**Work item**
What lines in the entries hold the string "horizon"? List them.

**Materials provided**
- - - - - - -

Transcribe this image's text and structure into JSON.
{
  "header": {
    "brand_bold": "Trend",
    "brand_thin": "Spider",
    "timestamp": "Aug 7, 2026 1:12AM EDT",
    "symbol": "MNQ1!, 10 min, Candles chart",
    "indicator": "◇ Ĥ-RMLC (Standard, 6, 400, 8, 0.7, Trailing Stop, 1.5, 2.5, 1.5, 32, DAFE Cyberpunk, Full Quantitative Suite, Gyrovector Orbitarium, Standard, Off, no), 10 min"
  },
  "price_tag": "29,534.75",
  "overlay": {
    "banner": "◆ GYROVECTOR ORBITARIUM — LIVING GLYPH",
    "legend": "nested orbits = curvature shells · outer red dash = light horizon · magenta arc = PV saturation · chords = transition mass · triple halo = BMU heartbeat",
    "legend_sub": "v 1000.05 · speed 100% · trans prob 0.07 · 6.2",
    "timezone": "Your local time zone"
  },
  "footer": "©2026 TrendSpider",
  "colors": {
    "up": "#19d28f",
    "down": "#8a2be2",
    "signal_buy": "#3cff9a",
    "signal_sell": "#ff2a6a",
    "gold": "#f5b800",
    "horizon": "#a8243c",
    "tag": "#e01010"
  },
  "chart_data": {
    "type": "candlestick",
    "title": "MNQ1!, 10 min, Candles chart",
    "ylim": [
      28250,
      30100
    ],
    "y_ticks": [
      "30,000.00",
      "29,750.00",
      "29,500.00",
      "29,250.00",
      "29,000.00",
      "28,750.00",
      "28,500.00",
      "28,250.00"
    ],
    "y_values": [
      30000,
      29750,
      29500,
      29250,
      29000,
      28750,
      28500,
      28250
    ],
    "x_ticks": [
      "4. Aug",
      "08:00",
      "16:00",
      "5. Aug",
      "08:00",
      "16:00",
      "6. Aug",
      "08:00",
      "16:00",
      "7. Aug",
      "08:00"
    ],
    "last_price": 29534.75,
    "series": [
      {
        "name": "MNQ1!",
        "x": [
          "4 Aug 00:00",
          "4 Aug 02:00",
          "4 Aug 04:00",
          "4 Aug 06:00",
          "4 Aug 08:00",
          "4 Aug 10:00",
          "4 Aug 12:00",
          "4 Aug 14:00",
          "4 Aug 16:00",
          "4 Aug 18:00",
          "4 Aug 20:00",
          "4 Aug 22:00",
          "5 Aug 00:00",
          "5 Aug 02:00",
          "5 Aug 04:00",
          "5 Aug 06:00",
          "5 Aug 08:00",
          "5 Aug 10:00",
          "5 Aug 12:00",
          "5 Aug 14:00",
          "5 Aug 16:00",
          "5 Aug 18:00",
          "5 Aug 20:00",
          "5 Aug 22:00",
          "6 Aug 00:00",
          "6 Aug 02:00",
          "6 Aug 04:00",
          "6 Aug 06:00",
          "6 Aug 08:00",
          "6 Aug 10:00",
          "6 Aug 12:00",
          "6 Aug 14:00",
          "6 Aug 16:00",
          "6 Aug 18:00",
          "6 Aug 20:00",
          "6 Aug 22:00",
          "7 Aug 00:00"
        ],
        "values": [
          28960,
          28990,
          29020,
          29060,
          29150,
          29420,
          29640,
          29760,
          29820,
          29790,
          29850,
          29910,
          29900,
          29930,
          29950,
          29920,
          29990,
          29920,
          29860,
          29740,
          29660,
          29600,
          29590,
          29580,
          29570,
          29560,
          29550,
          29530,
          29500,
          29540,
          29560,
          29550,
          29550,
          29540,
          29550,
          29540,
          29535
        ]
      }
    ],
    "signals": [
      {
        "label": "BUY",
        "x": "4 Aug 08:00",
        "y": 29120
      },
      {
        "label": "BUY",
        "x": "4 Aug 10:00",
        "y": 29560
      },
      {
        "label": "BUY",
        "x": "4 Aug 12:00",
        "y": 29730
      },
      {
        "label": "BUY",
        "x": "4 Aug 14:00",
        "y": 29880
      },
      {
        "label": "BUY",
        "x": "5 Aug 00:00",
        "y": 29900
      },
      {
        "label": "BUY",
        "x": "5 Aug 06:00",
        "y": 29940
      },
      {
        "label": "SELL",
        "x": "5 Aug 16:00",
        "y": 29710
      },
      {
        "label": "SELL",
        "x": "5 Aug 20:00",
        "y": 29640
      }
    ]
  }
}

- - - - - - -

**Written answer**
    "legend": "nested orbits = curvature shells · outer red dash = light horizon · magenta arc = PV saturation · chords = transition mass · triple halo = BMU heartbeat",
    "horizon": "#a8243c",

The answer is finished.